First up: left1. We can now see that this variable accumulates values that, in the end, get appended to left (via the return variable right). But we can just as well append those values to left directly, eliminating left1 within the boundary and the call to left.extend(right) without:

For this next fusion, we’re going to need to recall our base function to get the necessary outside scope:

When flatten calls step and the code within the partially evaluated region executes, it builds up a stack of nodes parents1 and then calls step iteratively to pop values off of that stack and process them. When it’s finished, control returns to step proper, which then returns to its caller, flatten, with the values (parents, left). But look at what flatten then does with parents: it calls step iteratively to pop values off of that stack and process them in exactly the same way.

So we can eliminate the while loop in step – and the recursive call! – by returning not parents but parents + parents1, which will make the while loop in flatten do the exact same work.

And then we can eliminate parents1 completely by taking the values we would have appended to it and appending them directly to parents:

And now, once we remove our partial-evaluation scaffolding, our step function is looking simple again:

For the final leg of our journey – simplification – let’s inline the step logic back into the base function:

Let’s eliminate the trivial argument-binding and return-value assignments:

And, finally, factor out the duplicated while loop into a local function:

And that’s it! We now have a tight, efficient, and iterative version of our original function. Further, the code is close to idiomatic.

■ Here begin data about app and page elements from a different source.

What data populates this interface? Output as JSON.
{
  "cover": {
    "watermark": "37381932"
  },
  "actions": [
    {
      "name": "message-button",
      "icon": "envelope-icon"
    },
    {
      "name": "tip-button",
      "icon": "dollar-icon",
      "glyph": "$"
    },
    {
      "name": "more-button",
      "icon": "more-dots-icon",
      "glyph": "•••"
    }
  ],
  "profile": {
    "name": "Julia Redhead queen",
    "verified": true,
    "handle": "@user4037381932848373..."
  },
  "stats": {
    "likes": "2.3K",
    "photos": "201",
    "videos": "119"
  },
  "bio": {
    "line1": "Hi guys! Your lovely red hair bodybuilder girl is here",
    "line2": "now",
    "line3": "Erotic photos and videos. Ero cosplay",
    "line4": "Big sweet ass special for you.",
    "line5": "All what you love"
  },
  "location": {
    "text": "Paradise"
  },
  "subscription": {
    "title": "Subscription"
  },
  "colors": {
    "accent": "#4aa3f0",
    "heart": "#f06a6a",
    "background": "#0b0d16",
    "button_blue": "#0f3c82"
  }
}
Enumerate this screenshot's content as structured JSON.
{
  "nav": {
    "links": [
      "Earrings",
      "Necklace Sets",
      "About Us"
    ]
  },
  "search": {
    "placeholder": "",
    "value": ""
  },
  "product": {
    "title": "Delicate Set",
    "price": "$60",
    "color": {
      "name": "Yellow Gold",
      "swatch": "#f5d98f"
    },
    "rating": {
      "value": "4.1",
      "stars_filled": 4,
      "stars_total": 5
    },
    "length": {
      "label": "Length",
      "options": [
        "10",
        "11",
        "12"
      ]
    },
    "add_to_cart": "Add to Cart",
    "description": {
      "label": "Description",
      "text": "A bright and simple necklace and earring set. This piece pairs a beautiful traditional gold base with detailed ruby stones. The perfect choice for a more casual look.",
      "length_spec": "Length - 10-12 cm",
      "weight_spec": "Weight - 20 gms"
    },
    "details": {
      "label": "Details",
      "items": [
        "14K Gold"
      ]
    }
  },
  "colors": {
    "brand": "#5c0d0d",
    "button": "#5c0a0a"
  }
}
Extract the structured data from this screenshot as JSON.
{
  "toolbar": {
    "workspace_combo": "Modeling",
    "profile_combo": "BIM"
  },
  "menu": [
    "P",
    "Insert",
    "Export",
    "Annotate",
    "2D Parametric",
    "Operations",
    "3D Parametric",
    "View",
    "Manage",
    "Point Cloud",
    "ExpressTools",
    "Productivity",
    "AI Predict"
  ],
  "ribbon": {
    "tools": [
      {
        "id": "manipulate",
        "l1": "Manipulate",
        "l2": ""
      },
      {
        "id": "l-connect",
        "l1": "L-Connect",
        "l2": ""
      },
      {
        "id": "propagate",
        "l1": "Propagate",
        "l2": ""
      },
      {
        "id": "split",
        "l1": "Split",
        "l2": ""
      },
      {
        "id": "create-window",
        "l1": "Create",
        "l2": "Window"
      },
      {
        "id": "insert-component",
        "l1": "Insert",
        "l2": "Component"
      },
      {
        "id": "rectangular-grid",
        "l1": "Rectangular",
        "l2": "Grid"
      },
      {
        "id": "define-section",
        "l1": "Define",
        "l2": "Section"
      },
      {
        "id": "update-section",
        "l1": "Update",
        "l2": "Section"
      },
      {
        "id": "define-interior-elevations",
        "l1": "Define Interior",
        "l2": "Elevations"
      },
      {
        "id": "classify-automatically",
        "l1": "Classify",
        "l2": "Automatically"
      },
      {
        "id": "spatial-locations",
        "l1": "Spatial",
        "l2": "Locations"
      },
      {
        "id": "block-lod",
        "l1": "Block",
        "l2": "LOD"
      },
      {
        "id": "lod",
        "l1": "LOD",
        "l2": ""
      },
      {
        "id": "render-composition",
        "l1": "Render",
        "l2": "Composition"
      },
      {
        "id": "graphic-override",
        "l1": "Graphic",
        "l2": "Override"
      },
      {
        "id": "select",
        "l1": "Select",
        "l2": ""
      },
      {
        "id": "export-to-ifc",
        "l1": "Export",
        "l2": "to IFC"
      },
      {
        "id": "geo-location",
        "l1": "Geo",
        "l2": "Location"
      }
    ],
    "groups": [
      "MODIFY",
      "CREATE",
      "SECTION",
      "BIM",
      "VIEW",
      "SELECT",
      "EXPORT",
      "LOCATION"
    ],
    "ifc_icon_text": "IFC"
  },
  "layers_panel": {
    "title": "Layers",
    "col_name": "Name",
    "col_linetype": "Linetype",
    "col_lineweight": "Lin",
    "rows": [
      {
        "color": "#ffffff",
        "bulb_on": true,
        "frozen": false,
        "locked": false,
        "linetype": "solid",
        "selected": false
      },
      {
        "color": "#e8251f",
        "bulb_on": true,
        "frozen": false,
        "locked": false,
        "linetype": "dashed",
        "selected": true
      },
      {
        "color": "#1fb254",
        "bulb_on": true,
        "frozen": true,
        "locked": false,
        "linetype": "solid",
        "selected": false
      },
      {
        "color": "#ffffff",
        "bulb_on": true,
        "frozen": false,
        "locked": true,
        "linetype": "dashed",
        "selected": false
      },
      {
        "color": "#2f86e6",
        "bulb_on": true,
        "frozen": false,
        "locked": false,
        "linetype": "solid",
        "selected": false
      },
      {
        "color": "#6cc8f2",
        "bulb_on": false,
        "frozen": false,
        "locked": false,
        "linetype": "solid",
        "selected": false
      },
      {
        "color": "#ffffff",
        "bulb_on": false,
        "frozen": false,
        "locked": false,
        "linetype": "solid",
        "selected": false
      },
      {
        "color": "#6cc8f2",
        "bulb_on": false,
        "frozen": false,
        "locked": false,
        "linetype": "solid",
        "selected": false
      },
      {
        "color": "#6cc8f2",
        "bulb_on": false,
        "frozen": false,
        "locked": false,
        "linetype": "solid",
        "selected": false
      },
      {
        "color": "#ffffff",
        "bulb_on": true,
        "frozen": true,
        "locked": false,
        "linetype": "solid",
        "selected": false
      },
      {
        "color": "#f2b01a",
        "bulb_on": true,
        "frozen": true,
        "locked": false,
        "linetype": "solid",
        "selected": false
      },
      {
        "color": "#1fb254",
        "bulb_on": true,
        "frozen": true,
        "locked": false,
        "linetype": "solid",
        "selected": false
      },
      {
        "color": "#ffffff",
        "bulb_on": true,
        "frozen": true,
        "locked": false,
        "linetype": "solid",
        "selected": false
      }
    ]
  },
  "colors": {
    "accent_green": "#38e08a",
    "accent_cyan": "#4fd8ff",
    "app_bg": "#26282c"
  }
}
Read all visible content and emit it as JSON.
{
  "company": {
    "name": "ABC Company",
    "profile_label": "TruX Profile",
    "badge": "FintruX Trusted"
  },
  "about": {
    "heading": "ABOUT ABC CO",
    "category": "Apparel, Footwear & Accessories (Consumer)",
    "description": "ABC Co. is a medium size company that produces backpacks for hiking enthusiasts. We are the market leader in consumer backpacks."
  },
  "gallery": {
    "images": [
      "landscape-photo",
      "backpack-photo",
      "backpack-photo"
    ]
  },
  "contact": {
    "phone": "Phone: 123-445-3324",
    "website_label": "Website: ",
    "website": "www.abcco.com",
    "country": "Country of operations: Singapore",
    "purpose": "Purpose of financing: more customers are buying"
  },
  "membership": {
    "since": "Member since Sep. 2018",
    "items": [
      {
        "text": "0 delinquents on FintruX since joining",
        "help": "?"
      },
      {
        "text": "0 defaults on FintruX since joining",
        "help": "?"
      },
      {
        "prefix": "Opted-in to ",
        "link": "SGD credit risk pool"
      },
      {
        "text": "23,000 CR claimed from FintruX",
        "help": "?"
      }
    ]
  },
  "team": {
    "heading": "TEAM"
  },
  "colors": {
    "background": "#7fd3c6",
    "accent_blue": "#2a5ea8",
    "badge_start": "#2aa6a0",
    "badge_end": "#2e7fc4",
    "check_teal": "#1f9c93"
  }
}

That’s it for this time. If you have any questions or comments, just hit me at @tmoertel or use the comment form below.

Thanks for reading!